''Deposit Rules, and Guidance for Landlords''
Landlord must put the tenant's deposit in the government-backed tenancy deposit scheme (TDP), if you rent your home on an assured shorthold tenancy that started after 6 April 2007, in England and Wales, your deposit can be registered with:
- Deposit Protection Service (Custodial and Insured)
- MyDeposits, if Capita held your deposit.
Tenancy Deposit Scheme
Your landlord can accept valuable items (e.g. a car or watch) as a deposit instead of money, but they won’t be protected by a scheme.
There are separate TDP schemes in Scotland and Northern Ireland.
They should make sure that you’ll get your deposit back if you:
Meet the terms of your tenancy agreement
Don’t damage the property
Pay your rent and bills
The landlord or letting agent must put the deposit in the scheme within 30 days of getting it.
At the end of your tenancy, the landlord/agent must return the deposit within 10 days after agreeing how much tenant will get back.
If tenant has dispute with the landlord, then their deposit will remain protected in the TDP scheme until the issue is sorted out.
The landlord doesn’t have to protect a holding deposit (money you pay to ‘hold’ a property before an agreement is signed). Once the tenancy signed, the holding deposit becomes a deposit, which they must protect.
Deposits made by a third party
Your landlord must use a TDP scheme even if someone pays your deposit else, i.e. a rent deposit scheme by relocation / council or your parents, partners.
Information landlords must give to the tenants
Once the landlord/agent has received the deposit, they have 30 days to provide a tenant's:
A prescribe information, which is to be signed by the tenants and landlords, exchange one copy each.
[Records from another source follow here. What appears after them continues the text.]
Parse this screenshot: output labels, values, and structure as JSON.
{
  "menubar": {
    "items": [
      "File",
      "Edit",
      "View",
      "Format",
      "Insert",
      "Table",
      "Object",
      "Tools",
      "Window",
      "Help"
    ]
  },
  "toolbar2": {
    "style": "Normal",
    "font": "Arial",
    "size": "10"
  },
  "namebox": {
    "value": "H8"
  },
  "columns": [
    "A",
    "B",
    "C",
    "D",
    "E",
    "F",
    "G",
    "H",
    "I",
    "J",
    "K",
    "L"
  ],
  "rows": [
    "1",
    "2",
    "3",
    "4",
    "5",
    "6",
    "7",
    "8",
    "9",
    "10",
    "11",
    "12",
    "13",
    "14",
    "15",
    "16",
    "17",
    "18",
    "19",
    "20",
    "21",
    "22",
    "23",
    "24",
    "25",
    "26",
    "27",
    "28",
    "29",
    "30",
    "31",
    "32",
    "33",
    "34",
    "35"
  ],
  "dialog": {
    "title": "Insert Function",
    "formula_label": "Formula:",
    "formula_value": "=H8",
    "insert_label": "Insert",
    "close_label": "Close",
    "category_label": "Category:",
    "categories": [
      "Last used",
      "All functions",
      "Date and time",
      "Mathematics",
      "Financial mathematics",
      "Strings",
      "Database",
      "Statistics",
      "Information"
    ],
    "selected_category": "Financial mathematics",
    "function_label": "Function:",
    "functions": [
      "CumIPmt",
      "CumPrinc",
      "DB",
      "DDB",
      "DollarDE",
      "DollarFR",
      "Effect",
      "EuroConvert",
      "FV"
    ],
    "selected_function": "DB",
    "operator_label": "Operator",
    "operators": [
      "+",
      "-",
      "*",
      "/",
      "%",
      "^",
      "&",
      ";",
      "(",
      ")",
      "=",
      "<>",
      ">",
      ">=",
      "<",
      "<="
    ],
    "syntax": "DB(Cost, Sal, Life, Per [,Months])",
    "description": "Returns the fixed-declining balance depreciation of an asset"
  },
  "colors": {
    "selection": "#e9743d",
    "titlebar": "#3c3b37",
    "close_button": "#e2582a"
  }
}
The address of the rented property, tenant's name and contact details must be mentioned in Deposit Certificate.
While dealing with the deposit you need to know some important details:
How much is the deposit paid?
How the deposit is going to be protected (Custodial and Insured Scheme)?
The name and contact details of the tenancy deposit protection (TDP) scheme and its dispute resolution service their (or the letting agency’s) name and contact details the name and contact details of any third party that’s paid the deposit.
It should also be stating, why would they keep some or all the deposit, how to apply to get the deposit back, what to do if you can’t get hold of the landlord at the end of the tenancy, what to do if there’s a dispute over the deposit.
If your landlord doesn't protect your deposit
Contact a tenancy deposit scheme (TDP) if you’re not sure whether your deposit has been protected.
Deposit Protection Service (Custodial and Insured)
Telephone: 0330 303 0030
Telephone: 0844 980 0290
Tenancy Deposit Schemeemail@example.com//Telephone: 0845 226 7837
Contact MyDeposits if Capita held your deposit.
For getting your deposit back, you can apply to your local county court if you think your landlord hasn’t used a TDP scheme when they should have.
Get legal advice before applying to court.
If the court finds your landlord hasn’t protected your deposit, it can order the person holding the deposit to either:
- Repay it to you
- Pay it into a custodial TDP scheme’s bank account within 14 days
- The court may also order the landlord to pay you up to 3 times the deposit within 14 days of making the order.
- Deposit by third party, Information to be given by landlord
Any queries, feel free to contact 99home.